China may contribute $8 billion to establish Shanghai Cooperation Organization (SCO) Development Bank, the 21st Century Business Herald reported Thursday.
The proposed fund to establish the bank could be as large as $10 billion. China would be the main investor, and the remainder may come from other SOC members like Russia, according to the report.
The SOC is an intergovernmental organization founded in 2001 in Shanghai by the leaders of China, Kazakhstan, Kyrgyzstan, Russia, Tajikistan, and Uzbekistan. Besides Uzbekistan, all of the other countries were members of the Shanghai Five, founded in 1996. The members renamed the organization after Uzbekistan joined in 2001.
In the organizsation's 9th prime ministers' meeting, which was held in Dushanbe, Tajikistan this November, Chinese Premier Wen Jiabao proposed further financial cooperation among the members and the founding of a bank to explore new ways of common benefits.
According to report, one expert said the main purpose for establishing the development bank is to promote multilateral economic cooperation within the SCO framework.

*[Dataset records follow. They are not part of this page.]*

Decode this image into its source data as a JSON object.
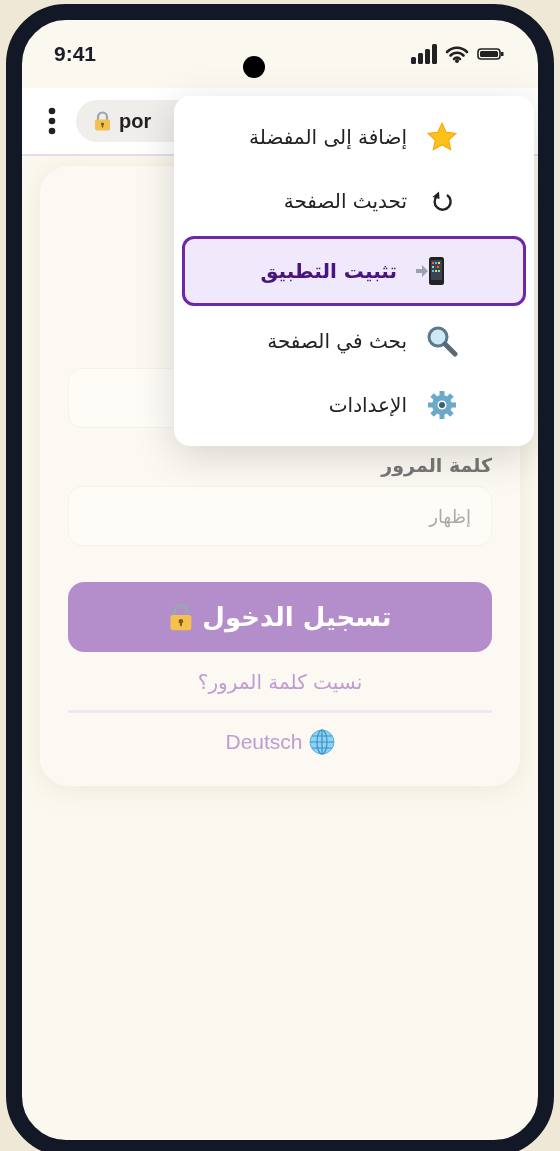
{
  "status_bar": {
    "time": "9:41"
  },
  "browser_bar": {
    "url": "por"
  },
  "menu": {
    "items": [
      {
        "kind": "star",
        "label": "إضافة إلى المفضلة",
        "selected": false
      },
      {
        "kind": "refresh",
        "label": "تحديث الصفحة",
        "selected": false
      },
      {
        "kind": "install",
        "label": "تثبيت التطبيق",
        "selected": true
      },
      {
        "kind": "search",
        "label": "بحث في الصفحة",
        "selected": false
      },
      {
        "kind": "settings",
        "label": "الإعدادات",
        "selected": false
      }
    ]
  },
  "login": {
    "password_label": "كلمة المرور",
    "password_toggle": "إظهار",
    "submit": "تسجيل الدخول",
    "forgot_link": "نسيت كلمة المرور؟",
    "language": "Deutsch"
  }
}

So far, the members' multilateral cooperation is only restricted to the field of transportation, but most of the economic cooperation is bilateral.

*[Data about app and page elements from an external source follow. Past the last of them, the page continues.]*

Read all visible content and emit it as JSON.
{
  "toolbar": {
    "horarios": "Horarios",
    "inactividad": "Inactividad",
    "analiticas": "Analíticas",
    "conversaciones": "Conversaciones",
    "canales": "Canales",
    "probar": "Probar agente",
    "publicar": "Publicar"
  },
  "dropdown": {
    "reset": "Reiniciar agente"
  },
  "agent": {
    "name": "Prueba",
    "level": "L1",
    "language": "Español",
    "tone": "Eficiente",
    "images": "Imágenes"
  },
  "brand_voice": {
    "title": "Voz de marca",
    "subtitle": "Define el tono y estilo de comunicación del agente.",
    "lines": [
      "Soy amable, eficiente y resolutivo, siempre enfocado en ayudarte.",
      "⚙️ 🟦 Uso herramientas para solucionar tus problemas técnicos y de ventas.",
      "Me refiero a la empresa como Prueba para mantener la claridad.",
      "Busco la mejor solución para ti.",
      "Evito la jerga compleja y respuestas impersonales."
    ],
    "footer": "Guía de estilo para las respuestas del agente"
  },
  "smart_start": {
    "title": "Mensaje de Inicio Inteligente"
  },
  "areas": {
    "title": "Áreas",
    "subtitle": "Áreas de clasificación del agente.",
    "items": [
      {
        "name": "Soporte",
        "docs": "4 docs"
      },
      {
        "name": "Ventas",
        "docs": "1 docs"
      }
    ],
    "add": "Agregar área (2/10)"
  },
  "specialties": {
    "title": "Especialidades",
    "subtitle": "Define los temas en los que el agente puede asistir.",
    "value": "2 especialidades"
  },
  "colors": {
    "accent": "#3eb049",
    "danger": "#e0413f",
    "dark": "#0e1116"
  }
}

The SCO Development Bank will be established with reference to the framework of the World Bank and the International Monetary Fund. China will have more say in the bank's activities if the power is dependent on investment proportion, the report said, citing Wang Haiyun, senior consultant with China International Institute for Strategic Society.

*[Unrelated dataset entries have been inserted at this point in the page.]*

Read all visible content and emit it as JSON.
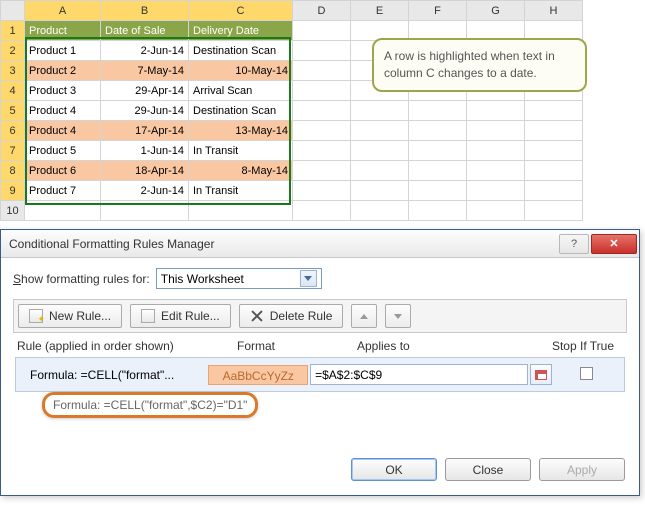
{
  "sheet": {
    "columns": [
      "A",
      "B",
      "C",
      "D",
      "E",
      "F",
      "G",
      "H"
    ],
    "rownums": [
      "1",
      "2",
      "3",
      "4",
      "5",
      "6",
      "7",
      "8",
      "9",
      "10"
    ],
    "header": {
      "a": "Product",
      "b": "Date of Sale",
      "c": "Delivery Date"
    },
    "rows": [
      {
        "a": "Product 1",
        "b": "2-Jun-14",
        "c": "Destination Scan",
        "hl": false
      },
      {
        "a": "Product 2",
        "b": "7-May-14",
        "c": "10-May-14",
        "hl": true
      },
      {
        "a": "Product 3",
        "b": "29-Apr-14",
        "c": "Arrival Scan",
        "hl": false
      },
      {
        "a": "Product 4",
        "b": "29-Jun-14",
        "c": "Destination Scan",
        "hl": false
      },
      {
        "a": "Product 4",
        "b": "17-Apr-14",
        "c": "13-May-14",
        "hl": true
      },
      {
        "a": "Product 5",
        "b": "1-Jun-14",
        "c": "In Transit",
        "hl": false
      },
      {
        "a": "Product 6",
        "b": "18-Apr-14",
        "c": "8-May-14",
        "hl": true
      },
      {
        "a": "Product 7",
        "b": "2-Jun-14",
        "c": "In Transit",
        "hl": false
      }
    ]
  },
  "callout": "A row is highlighted when text in column C changes to a date.",
  "dialog": {
    "title": "Conditional Formatting Rules Manager",
    "show_label_pre": "S",
    "show_label_post": "how formatting rules for:",
    "scope": "This Worksheet",
    "toolbar": {
      "new": "New Rule...",
      "edit": "Edit Rule...",
      "delete": "Delete Rule"
    },
    "columns": {
      "rule": "Rule (applied in order shown)",
      "format": "Format",
      "applies": "Applies to",
      "stop": "Stop If True"
    },
    "rule": {
      "text": "Formula: =CELL(\"format\"...",
      "preview": "AaBbCcYyZz",
      "applies_to": "=$A$2:$C$9"
    },
    "tooltip": "Formula: =CELL(\"format\",$C2)=\"D1\"",
    "buttons": {
      "ok": "OK",
      "close": "Close",
      "apply": "Apply"
    }
  }
}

However, the bank is still just a proposal, and officials are unclear when it will actually open. And though central Asian members have responded well to the plan, the report describes Russian officials as less than enthusiastic.